Items from an interface collection

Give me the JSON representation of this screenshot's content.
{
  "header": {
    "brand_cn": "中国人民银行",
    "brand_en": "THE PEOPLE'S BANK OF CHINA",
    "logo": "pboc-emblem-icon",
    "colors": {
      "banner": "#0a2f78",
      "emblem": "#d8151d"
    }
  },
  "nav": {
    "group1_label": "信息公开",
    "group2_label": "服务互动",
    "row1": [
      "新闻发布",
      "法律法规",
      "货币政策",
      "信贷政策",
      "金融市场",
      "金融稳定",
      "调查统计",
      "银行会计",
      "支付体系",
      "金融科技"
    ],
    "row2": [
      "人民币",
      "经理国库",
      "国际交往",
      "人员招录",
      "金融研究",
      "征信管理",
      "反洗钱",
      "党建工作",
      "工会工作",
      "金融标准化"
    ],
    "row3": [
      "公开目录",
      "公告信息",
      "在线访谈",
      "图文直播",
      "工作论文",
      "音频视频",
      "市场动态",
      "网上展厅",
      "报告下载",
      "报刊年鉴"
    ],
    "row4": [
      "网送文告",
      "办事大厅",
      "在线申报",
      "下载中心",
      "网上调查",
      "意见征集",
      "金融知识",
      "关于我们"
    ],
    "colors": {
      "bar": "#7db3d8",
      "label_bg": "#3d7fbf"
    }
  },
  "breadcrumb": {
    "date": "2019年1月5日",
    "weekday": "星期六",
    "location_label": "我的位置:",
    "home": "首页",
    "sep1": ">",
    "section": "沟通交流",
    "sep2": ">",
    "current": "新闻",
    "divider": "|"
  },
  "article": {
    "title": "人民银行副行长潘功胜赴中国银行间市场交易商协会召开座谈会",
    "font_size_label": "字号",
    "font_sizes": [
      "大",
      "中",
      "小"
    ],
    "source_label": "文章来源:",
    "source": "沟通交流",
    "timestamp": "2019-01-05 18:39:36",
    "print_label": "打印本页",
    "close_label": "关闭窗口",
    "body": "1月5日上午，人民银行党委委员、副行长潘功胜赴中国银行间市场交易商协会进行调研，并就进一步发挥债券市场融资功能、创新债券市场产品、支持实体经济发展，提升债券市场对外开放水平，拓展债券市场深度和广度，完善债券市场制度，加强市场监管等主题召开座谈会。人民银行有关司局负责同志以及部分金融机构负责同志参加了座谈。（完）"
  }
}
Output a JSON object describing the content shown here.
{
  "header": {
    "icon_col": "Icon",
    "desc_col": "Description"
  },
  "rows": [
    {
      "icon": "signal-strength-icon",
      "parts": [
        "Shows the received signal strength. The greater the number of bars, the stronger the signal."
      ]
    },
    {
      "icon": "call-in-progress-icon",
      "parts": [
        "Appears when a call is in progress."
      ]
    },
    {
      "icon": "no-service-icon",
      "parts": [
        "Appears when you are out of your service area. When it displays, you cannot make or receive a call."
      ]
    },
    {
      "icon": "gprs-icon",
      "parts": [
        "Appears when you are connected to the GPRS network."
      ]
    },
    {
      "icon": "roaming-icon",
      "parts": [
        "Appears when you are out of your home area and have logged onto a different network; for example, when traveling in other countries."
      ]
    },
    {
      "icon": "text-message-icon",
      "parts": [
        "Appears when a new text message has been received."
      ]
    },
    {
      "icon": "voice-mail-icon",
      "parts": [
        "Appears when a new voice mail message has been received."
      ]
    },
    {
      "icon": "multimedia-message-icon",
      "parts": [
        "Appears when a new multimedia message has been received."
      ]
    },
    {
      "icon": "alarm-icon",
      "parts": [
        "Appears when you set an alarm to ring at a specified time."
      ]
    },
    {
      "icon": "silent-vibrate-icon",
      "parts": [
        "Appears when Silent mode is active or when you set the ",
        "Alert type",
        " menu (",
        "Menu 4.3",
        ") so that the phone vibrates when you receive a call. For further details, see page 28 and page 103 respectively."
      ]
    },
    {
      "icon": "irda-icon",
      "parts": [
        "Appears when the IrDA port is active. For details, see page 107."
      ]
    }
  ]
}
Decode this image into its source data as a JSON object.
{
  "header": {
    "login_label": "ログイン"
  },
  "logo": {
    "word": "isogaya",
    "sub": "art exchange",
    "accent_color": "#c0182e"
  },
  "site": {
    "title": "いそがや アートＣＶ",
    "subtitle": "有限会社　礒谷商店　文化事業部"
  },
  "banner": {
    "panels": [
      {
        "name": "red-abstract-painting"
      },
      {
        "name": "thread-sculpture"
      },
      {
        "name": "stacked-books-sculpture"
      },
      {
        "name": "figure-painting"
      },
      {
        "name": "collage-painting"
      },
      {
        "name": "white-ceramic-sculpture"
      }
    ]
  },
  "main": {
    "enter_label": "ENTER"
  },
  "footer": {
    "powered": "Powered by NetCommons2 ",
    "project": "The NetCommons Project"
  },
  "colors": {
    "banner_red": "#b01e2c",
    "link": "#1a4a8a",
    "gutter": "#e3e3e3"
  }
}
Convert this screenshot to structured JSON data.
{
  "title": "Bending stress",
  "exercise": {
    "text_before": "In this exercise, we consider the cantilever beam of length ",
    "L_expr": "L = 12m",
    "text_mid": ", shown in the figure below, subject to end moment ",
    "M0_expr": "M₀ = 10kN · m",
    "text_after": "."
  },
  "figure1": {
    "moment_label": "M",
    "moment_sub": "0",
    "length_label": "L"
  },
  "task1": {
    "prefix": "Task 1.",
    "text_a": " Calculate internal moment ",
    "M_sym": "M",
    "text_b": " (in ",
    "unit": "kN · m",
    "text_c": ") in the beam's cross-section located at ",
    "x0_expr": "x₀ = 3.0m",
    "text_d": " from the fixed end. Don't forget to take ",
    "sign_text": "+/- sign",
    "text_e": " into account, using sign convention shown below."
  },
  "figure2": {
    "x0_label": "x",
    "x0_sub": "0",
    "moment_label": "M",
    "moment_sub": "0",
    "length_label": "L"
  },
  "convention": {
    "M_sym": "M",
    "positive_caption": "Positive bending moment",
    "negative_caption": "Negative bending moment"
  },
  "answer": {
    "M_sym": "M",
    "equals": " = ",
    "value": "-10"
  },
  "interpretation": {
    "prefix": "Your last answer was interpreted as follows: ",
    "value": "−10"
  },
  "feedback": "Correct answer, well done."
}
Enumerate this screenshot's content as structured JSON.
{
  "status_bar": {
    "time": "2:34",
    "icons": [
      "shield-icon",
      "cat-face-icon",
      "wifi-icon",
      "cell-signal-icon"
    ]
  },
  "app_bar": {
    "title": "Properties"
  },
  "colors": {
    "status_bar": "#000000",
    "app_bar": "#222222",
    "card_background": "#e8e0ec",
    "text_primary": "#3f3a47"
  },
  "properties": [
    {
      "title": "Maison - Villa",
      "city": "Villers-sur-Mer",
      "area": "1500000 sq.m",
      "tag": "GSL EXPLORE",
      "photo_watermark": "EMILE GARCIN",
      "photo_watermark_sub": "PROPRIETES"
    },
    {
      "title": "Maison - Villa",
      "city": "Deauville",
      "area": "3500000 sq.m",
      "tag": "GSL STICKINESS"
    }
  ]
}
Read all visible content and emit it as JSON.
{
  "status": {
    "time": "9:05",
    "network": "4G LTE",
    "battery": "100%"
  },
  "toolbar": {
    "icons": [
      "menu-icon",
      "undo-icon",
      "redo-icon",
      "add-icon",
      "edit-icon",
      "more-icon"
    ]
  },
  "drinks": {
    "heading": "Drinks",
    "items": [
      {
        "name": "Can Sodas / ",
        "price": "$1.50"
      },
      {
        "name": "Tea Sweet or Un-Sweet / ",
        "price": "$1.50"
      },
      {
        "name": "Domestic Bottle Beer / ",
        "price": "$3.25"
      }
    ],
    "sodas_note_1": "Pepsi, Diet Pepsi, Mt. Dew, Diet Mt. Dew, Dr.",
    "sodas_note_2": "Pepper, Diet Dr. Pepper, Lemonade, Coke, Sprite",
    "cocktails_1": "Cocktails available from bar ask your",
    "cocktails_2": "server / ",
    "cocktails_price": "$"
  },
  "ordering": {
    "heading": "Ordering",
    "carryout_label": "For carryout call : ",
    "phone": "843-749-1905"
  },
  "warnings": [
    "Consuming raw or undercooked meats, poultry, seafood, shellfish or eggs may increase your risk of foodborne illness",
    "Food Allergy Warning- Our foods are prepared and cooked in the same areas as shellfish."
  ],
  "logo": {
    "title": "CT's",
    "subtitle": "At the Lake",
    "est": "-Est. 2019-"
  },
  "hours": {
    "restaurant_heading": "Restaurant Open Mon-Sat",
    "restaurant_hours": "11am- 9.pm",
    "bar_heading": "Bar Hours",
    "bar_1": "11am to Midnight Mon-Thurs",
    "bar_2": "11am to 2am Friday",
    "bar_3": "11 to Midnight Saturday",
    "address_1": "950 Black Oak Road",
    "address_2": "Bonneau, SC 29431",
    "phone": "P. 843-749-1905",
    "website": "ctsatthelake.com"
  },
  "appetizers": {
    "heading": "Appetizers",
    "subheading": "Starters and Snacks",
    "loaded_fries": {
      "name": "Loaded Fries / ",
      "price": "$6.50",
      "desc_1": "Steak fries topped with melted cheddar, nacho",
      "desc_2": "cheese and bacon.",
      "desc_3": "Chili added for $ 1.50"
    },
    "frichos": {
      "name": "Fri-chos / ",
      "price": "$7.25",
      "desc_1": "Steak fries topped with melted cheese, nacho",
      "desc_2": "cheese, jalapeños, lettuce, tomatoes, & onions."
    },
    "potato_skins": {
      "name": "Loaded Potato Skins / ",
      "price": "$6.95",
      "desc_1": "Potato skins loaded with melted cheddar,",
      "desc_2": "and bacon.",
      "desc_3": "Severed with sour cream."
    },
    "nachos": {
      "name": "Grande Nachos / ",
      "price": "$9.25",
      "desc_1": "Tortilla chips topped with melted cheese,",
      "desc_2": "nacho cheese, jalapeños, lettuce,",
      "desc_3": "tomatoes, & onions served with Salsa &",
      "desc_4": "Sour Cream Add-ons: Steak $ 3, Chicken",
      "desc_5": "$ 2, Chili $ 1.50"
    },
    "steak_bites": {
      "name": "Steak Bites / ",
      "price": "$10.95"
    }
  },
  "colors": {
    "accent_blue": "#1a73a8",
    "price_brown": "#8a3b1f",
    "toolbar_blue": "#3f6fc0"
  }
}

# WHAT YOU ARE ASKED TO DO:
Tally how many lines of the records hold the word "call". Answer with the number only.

# SOLUTION BELOW:
5